Why are some stones worth of the title gemstone, while others are just precious stones or even worse rocks?
Since ancient times, many materials have been set in jewelry. Over the centuries though the term gemstone has come to mean a naturally occurring mineral desirable for its beauty, its rarity and durability.
Gems are diverse in their beauty. Diamonds have a fiery brilliance, pearls a soft iridescence and many gemstones occur in a stunning variety of colors. The source of the gemstone’s beauty though is light. The interactions between the minerals in the gemstone and light cause the intense colors of some stones and the amazing play of colors in others.
Most gemstones have little beauty in the rough state. They may look like ordinary rocks or pebbles. It is not until a skilled cutting and polishing by a lapidary, that the full color and luster of that stone can be seen. This is never more noticeable than in the diamond. The diamond’s magnificent fire is displayed in a precise cut to show off the stone’s natural inclinations.
The rarity of a stone imparts a sense of exclusiveness and worth that increases our desire to possess it. Rarity determines the prices placed on gems and famous jewelry the world over. Gems may be rare for a variety of reasons. Many gems are varieties of common stones, but their exceptional color or clarity determines them to be rare gemstones. Quartz and feldspar are stones that make up two-thirds of the Earth’s crust in a common gray or cream color. Very little quartz is amethyst with its gorgeous purple color and little feldspar display rainbow iridescence like the labradorite feldspar. A few gem minerals are rare due to occurrence. One such gem is the diamond, which are 5 grams to every 100 tons of kimberlite, the host rock. Other gems contain rare chemical elements such as beryllium in taaffeite and emerald. In few gems these qualities are combined with a very large size. For example the Cullinan diamond weighed 3,106 carats in its rough state.
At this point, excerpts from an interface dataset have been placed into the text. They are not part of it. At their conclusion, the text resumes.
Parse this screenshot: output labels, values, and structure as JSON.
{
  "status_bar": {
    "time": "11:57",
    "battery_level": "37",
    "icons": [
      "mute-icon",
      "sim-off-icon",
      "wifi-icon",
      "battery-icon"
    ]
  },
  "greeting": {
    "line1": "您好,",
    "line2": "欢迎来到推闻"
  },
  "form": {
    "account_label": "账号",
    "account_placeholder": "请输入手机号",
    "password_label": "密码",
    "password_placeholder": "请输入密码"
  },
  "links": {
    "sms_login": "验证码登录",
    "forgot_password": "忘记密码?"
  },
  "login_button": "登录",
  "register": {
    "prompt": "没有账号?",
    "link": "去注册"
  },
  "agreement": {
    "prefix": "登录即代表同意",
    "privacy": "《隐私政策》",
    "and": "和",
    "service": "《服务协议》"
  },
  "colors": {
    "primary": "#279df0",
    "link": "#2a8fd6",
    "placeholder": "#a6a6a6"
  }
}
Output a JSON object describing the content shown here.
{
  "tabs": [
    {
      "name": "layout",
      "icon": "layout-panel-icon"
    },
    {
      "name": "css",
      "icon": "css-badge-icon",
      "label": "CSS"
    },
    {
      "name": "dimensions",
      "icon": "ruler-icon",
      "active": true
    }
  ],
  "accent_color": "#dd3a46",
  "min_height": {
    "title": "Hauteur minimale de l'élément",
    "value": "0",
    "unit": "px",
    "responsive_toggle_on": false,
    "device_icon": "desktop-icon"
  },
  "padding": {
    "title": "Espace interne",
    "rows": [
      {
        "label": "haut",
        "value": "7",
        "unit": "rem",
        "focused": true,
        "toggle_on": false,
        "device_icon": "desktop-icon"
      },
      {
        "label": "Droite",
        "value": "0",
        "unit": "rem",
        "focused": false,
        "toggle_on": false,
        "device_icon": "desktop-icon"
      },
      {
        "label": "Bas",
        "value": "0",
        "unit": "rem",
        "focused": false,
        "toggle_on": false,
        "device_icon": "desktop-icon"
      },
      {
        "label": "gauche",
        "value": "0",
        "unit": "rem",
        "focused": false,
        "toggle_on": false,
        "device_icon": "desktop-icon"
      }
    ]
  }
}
Gems manage to endure through time because they are resistant to chemical alteration, are hard enough to retain a good polish and are not easily chipped or broken. Hardness is the measure of a gemstone’s resistance to abrasion. To wear well a gemstone must be tough. Despite being harder than quartz, emerald is brittle and chips easily. Diamond and topaz break along planes of weak atomic bonding if dropped or knocked against hard objects.
Now that you know all about gemstones , stop by Gems Explained to learn about types of gems, their cuts and locations.